Description of the task:
Only a number is expected here: the count of lines in this data where "JSON" occurs.

━━━━

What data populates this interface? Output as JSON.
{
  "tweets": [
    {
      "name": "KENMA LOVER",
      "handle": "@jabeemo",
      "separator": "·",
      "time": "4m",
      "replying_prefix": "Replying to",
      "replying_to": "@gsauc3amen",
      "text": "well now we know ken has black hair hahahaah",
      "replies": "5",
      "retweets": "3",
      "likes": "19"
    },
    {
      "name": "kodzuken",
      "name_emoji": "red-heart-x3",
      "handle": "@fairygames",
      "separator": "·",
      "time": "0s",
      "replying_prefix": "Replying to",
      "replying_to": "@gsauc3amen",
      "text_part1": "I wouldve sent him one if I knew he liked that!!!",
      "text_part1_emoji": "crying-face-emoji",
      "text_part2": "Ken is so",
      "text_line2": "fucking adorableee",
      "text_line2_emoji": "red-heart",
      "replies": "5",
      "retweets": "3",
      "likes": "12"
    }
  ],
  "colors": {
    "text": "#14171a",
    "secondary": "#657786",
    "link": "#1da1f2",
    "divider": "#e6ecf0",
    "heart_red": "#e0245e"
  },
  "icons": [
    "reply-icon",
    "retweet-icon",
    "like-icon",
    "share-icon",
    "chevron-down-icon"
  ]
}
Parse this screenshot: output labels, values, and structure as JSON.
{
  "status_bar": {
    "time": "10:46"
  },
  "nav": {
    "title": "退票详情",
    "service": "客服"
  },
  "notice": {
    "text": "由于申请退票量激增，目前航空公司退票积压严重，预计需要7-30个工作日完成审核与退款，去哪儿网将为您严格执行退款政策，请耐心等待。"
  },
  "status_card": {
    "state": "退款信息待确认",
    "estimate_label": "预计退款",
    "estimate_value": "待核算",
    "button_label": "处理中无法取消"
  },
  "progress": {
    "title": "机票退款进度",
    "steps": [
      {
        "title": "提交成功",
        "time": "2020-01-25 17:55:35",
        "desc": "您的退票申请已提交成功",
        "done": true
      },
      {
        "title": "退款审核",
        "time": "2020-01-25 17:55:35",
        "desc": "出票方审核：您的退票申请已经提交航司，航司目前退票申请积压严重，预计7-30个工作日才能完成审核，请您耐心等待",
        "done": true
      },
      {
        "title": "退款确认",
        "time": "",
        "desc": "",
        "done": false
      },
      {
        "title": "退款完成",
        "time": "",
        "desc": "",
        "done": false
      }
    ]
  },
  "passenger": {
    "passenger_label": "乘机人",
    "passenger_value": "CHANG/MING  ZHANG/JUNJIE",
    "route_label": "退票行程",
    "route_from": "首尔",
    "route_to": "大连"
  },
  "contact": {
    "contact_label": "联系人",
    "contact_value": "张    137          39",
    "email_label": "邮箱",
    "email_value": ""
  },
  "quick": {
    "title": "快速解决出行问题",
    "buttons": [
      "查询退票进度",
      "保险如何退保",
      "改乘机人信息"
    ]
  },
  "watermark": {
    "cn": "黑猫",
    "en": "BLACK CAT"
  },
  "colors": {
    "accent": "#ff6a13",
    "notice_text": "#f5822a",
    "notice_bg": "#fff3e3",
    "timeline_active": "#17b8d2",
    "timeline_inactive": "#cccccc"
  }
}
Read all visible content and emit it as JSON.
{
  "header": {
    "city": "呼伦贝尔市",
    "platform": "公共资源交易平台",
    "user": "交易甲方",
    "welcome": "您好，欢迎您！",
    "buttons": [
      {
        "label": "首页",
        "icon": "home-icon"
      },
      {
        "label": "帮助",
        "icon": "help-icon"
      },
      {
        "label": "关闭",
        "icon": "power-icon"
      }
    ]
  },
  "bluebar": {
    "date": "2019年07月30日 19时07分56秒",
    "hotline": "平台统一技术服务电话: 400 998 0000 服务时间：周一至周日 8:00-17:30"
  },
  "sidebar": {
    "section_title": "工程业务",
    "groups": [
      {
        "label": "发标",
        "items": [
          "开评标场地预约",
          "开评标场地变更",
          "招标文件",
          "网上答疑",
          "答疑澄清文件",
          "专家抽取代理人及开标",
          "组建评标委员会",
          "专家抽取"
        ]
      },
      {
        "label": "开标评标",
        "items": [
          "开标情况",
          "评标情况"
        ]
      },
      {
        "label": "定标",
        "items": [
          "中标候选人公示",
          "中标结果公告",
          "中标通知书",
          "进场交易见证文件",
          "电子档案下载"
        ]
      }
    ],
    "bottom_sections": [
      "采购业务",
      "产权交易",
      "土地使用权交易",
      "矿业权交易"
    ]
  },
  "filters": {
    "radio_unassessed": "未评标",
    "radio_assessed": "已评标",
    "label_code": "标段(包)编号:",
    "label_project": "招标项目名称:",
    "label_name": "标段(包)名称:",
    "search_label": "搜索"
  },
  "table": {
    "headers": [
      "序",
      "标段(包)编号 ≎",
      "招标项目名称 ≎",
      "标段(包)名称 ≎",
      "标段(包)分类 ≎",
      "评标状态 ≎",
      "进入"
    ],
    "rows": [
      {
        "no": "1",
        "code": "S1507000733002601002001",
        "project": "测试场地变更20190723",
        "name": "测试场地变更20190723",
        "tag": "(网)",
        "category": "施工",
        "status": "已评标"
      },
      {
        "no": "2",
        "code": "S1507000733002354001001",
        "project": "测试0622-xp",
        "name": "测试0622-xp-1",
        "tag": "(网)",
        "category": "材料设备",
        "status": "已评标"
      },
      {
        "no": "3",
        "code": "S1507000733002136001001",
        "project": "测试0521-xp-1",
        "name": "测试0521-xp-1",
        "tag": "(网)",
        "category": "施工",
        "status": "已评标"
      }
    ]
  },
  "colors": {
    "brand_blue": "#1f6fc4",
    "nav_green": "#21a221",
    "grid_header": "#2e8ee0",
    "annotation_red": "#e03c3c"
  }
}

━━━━

Response for this exercise:
3